Segment Start: Supplied material
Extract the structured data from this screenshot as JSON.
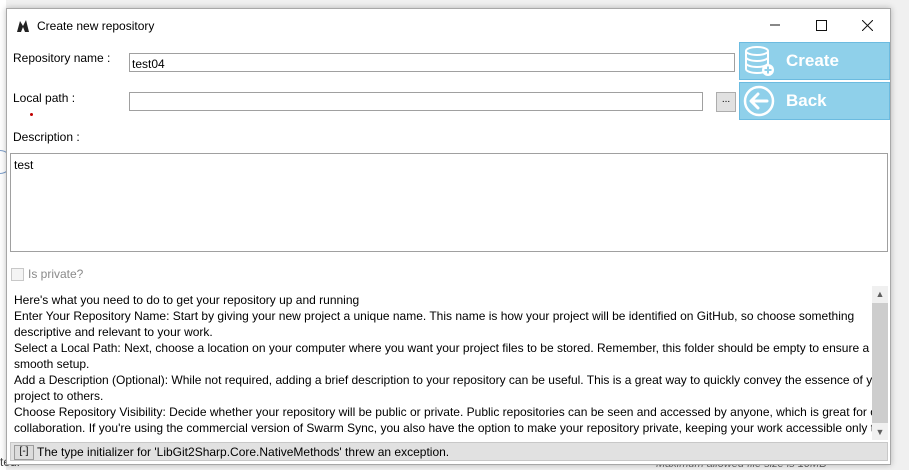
{
  "background": {
    "left_status": "ted.",
    "right_note": "Maximum allowed file size is 10MB"
  },
  "window": {
    "title": "Create new repository",
    "controls": {
      "minimize": "—",
      "maximize": "☐",
      "close": "✕"
    }
  },
  "form": {
    "repo_name_label": "Repository name :",
    "repo_name_value": "test04",
    "local_path_label": "Local path :",
    "local_path_value": "",
    "browse_label": "...",
    "description_label": "Description :",
    "description_value": "test",
    "private_label": "Is private?",
    "private_checked": false
  },
  "buttons": {
    "create_label": "Create",
    "back_label": "Back"
  },
  "info": {
    "lines": [
      "Here's what you need to do to get your repository up and running",
      "Enter Your Repository Name: Start by giving your new project a unique name. This name is how your project will be identified on GitHub, so choose something",
      "descriptive and relevant to your work.",
      "Select a Local Path: Next, choose a location on your computer where you want your project files to be stored. Remember, this folder should be empty to ensure a",
      "smooth setup.",
      "Add a Description (Optional): While not required, adding a brief description to your repository can be useful. This is a great way to quickly convey the essence of your",
      "project to others.",
      "Choose Repository Visibility: Decide whether your repository will be public or private. Public repositories can be seen and accessed by anyone, which is great for open",
      "collaboration. If you're using the commercial version of Swarm Sync, you also have the option to make your repository private, keeping your work accessible only to"
    ]
  },
  "status": {
    "toggle": "[-]",
    "message": "The type initializer for 'LibGit2Sharp.Core.NativeMethods' threw an exception."
  },
  "colors": {
    "button_bg": "#8fd0ea",
    "button_text": "#ffffff",
    "required_marker": "#c00000"
  }
}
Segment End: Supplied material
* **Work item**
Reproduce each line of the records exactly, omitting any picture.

* **Exercise output**
Extract the structured data from this screenshot as JSON.
{
  "background": {
    "left_status": "ted.",
    "right_note": "Maximum allowed file size is 10MB"
  },
  "window": {
    "title": "Create new repository",
    "controls": {
      "minimize": "—",
      "maximize": "☐",
      "close": "✕"
    }
  },
  "form": {
    "repo_name_label": "Repository name :",
    "repo_name_value": "test04",
    "local_path_label": "Local path :",
    "local_path_value": "",
    "browse_label": "...",
    "description_label": "Description :",
    "description_value": "test",
    "private_label": "Is private?",
    "private_checked": false
  },
  "buttons": {
    "create_label": "Create",
    "back_label": "Back"
  },
  "info": {
    "lines": [
      "Here's what you need to do to get your repository up and running",
      "Enter Your Repository Name: Start by giving your new project a unique name. This name is how your project will be identified on GitHub, so choose something",
      "descriptive and relevant to your work.",
      "Select a Local Path: Next, choose a location on your computer where you want your project files to be stored. Remember, this folder should be empty to ensure a",
      "smooth setup.",
      "Add a Description (Optional): While not required, adding a brief description to your repository can be useful. This is a great way to quickly convey the essence of your",
      "project to others.",
      "Choose Repository Visibility: Decide whether your repository will be public or private. Public repositories can be seen and accessed by anyone, which is great for open",
      "collaboration. If you're using the commercial version of Swarm Sync, you also have the option to make your repository private, keeping your work accessible only to"
    ]
  },
  "status": {
    "toggle": "[-]",
    "message": "The type initializer for 'LibGit2Sharp.Core.NativeMethods' threw an exception."
  },
  "colors": {
    "button_bg": "#8fd0ea",
    "button_text": "#ffffff",
    "required_marker": "#c00000"
  }
}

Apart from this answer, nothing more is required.